Supplier policy

The creation of a network based on long-lasting and mutually satisfactory relations with qualified suppliers is a strategic objective for the Group, which builds competitive success.

Supplier policy

The Generali Group believes that, in an increasingly globalised and integrated economy, creating a network based on long-lasting and mutually satisfactory relations with qualified contractual partners - that ensure high quality products and services for the Group - is a strategic objective which builds competitive success.

Relationships with contractual partners are governed by a specific document, the Ethical Code for suppliers of the Generali Group, approved by the Parent Company's Board of Directors in December 2011. The main purpose of the Code is to define the methods for dealing with and managing the risks and opportunities relating to the management of relations with suppliers, in order to guarantee the integrity of the supply chain in relation to the principles concerning human and labour rights, the fight against corruption and the environment that the Group commits to complying with in all of its operations.
To this end, the Ethical Code for suppliers outlines the general principles that have to underpin fruitful relations with contractual partners: correctness and honesty, the rejection of any type of corruption, transparency and impartiality, preventing conflicts of interests, fair competition, and confidentiality, and protecting workers and the environment.
Suppliers are required to follow the Group's policies while performing business and to ensure compliance also with all the levels of the relevant supply chain. Specifically, suppliers are required to comply with all national and international applicable rules and regulations, including the International Labour Organization's Declaration and the UN Universal Declaration of Human Rights.

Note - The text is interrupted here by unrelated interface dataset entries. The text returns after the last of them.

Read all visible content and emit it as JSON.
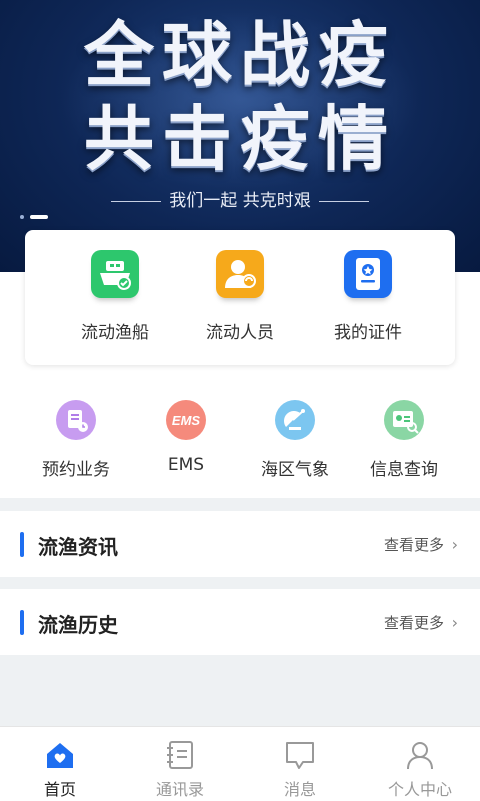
{
  "banner": {
    "title_line1": "全球战疫",
    "title_line2": "共击疫情",
    "subtitle": "我们一起 共克时艰",
    "carousel_pages": 2,
    "carousel_active": 2
  },
  "main_actions": [
    {
      "label": "流动渔船",
      "icon": "fishing-boat-icon",
      "color": "#2dc76d"
    },
    {
      "label": "流动人员",
      "icon": "person-icon",
      "color": "#f6a91b"
    },
    {
      "label": "我的证件",
      "icon": "id-document-icon",
      "color": "#1e6ef0"
    }
  ],
  "services": [
    {
      "label": "预约业务",
      "icon": "appointment-icon",
      "color": "#b07ee8"
    },
    {
      "label": "EMS",
      "icon": "ems-icon",
      "color": "#f06a5a"
    },
    {
      "label": "海区气象",
      "icon": "weather-radar-icon",
      "color": "#3aa8e8"
    },
    {
      "label": "信息查询",
      "icon": "info-query-icon",
      "color": "#4cc57a"
    }
  ],
  "sections": [
    {
      "title": "流渔资讯",
      "more": "查看更多"
    },
    {
      "title": "流渔历史",
      "more": "查看更多"
    }
  ],
  "bottom_nav": [
    {
      "label": "首页",
      "icon": "home-icon",
      "active": true
    },
    {
      "label": "通讯录",
      "icon": "contacts-icon",
      "active": false
    },
    {
      "label": "消息",
      "icon": "message-icon",
      "active": false
    },
    {
      "label": "个人中心",
      "icon": "profile-icon",
      "active": false
    }
  ],
  "colors": {
    "accent": "#1e6ef0",
    "banner_bg": "#0e2655"
  }
}
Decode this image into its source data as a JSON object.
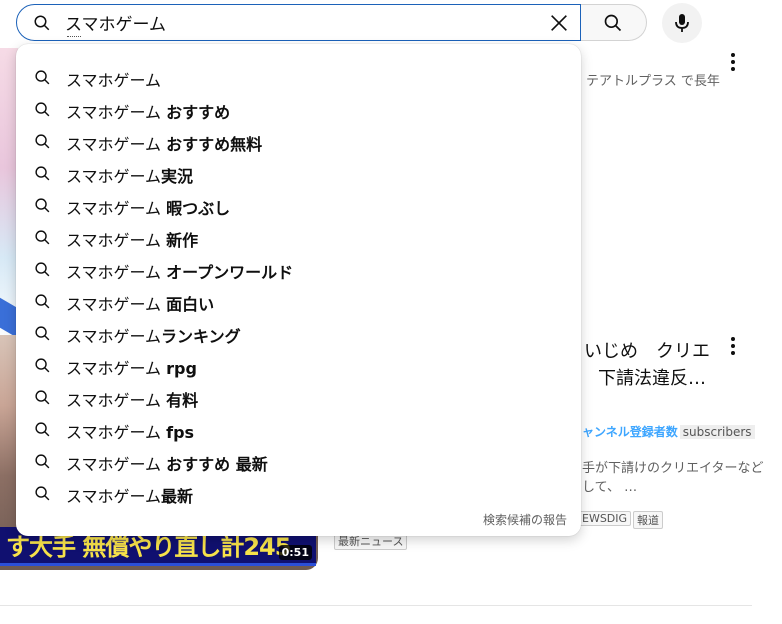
{
  "search": {
    "query": "スマホゲーム",
    "placeholder": "検索"
  },
  "suggestions": [
    {
      "prefix": "スマホゲーム",
      "suffix": ""
    },
    {
      "prefix": "スマホゲーム ",
      "suffix": "おすすめ"
    },
    {
      "prefix": "スマホゲーム ",
      "suffix": "おすすめ無料"
    },
    {
      "prefix": "スマホゲーム",
      "suffix": "実況"
    },
    {
      "prefix": "スマホゲーム ",
      "suffix": "暇つぶし"
    },
    {
      "prefix": "スマホゲーム ",
      "suffix": "新作"
    },
    {
      "prefix": "スマホゲーム ",
      "suffix": "オープンワールド"
    },
    {
      "prefix": "スマホゲーム ",
      "suffix": "面白い"
    },
    {
      "prefix": "スマホゲーム",
      "suffix": "ランキング"
    },
    {
      "prefix": "スマホゲーム ",
      "suffix": "rpg"
    },
    {
      "prefix": "スマホゲーム ",
      "suffix": "有料"
    },
    {
      "prefix": "スマホゲーム ",
      "suffix": "fps"
    },
    {
      "prefix": "スマホゲーム ",
      "suffix": "おすすめ 最新"
    },
    {
      "prefix": "スマホゲーム",
      "suffix": "最新"
    }
  ],
  "report_label": "検索候補の報告",
  "background": {
    "video1_meta": "テアトルプラス で長年",
    "video2_title_line1": "いじめ　クリエ",
    "video2_title_line2": "下請法違反…",
    "video2_channel": "ャンネル登録者数",
    "video2_subscribers": "subscribers",
    "video2_desc_line1": "手が下請けのクリエイターなど",
    "video2_desc_line2": "して、 …",
    "badge_newsdig": "EWSDIG",
    "badge_houdou": "報道",
    "badge_news": "最新ニュース",
    "thumb_banner": "す大手 無償やり直し計245",
    "thumb_duration": "0:51"
  },
  "colors": {
    "focus_border": "#1c62b9",
    "channel_link": "#3ea6ff"
  }
}
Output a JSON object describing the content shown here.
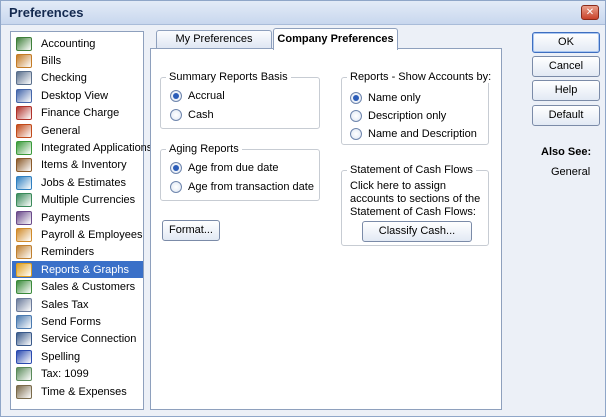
{
  "window": {
    "title": "Preferences",
    "close_label": "✕"
  },
  "categories": [
    {
      "label": "Accounting",
      "icon": "accounting-icon",
      "color": "#3f7f3a"
    },
    {
      "label": "Bills",
      "icon": "bills-icon",
      "color": "#c47b25"
    },
    {
      "label": "Checking",
      "icon": "checking-icon",
      "color": "#5a6f8c"
    },
    {
      "label": "Desktop View",
      "icon": "desktop-view-icon",
      "color": "#4466aa"
    },
    {
      "label": "Finance Charge",
      "icon": "finance-charge-icon",
      "color": "#b0322b"
    },
    {
      "label": "General",
      "icon": "general-icon",
      "color": "#c24a1a"
    },
    {
      "label": "Integrated Applications",
      "icon": "integrated-apps-icon",
      "color": "#3a9a3a"
    },
    {
      "label": "Items & Inventory",
      "icon": "items-inventory-icon",
      "color": "#8a5a2a"
    },
    {
      "label": "Jobs & Estimates",
      "icon": "jobs-estimates-icon",
      "color": "#2f7fc0"
    },
    {
      "label": "Multiple Currencies",
      "icon": "currencies-icon",
      "color": "#3a8a5a"
    },
    {
      "label": "Payments",
      "icon": "payments-icon",
      "color": "#6a4a8a"
    },
    {
      "label": "Payroll & Employees",
      "icon": "payroll-icon",
      "color": "#d08a2a"
    },
    {
      "label": "Reminders",
      "icon": "reminders-icon",
      "color": "#c08030"
    },
    {
      "label": "Reports & Graphs",
      "icon": "reports-graphs-icon",
      "color": "#e0a020",
      "selected": true
    },
    {
      "label": "Sales & Customers",
      "icon": "sales-customers-icon",
      "color": "#3a8a3a"
    },
    {
      "label": "Sales Tax",
      "icon": "sales-tax-icon",
      "color": "#6a7a9a"
    },
    {
      "label": "Send Forms",
      "icon": "send-forms-icon",
      "color": "#4a7ab0"
    },
    {
      "label": "Service Connection",
      "icon": "service-connection-icon",
      "color": "#3a5a8a"
    },
    {
      "label": "Spelling",
      "icon": "spelling-icon",
      "color": "#2a4ab0"
    },
    {
      "label": "Tax: 1099",
      "icon": "tax-1099-icon",
      "color": "#5a8a5a"
    },
    {
      "label": "Time & Expenses",
      "icon": "time-expenses-icon",
      "color": "#7a6a4a"
    }
  ],
  "tabs": {
    "my": "My Preferences",
    "company": "Company Preferences"
  },
  "summary": {
    "title": "Summary Reports Basis",
    "options": [
      "Accrual",
      "Cash"
    ],
    "selected": 0
  },
  "aging": {
    "title": "Aging Reports",
    "options": [
      "Age from due date",
      "Age from transaction date"
    ],
    "selected": 0
  },
  "show_accounts": {
    "title": "Reports - Show Accounts by:",
    "options": [
      "Name only",
      "Description only",
      "Name and Description"
    ],
    "selected": 0
  },
  "cash_flows": {
    "title": "Statement of Cash Flows",
    "text": "Click here to assign accounts to sections of the Statement of Cash Flows:",
    "button": "Classify Cash..."
  },
  "format_button": "Format...",
  "side_buttons": {
    "ok": "OK",
    "cancel": "Cancel",
    "help": "Help",
    "default": "Default"
  },
  "also_see": {
    "title": "Also See:",
    "link": "General"
  }
}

In the countries in the Sustainability Report scope and in other European countries, clauses in supply contracts expressly require compliance with laws on labour, health and safety in the workplace and environmental protection. For violations, sanctions are also envisaged, which can even result in contract cancellation if it is not possible to resolve the problems through dialogue with suppliers.
For greater control over the supply chain, the use of subcontracting is governed by contract, and suppliers are requested to report any use of third parties in carrying out their services.

To govern relationships with suppliers in detail, several countries (Italy, Austria, France and Germany) have adopted specific codes or documents in line with the Ethical Code for suppliers of the Generali Group, while others have formalised purchasing procedures and practices in internal circulars and regulations. The new Code of Conduct also sets forth provisions concerning relationships with suppliers, which specifically cover the prevention of potential conflicts of interest and the regulation of the acceptance/offer of gifts of any type, which are permitted only if they relate to work and their value is under a reasonable limit, also taking account of the local regulations and practice.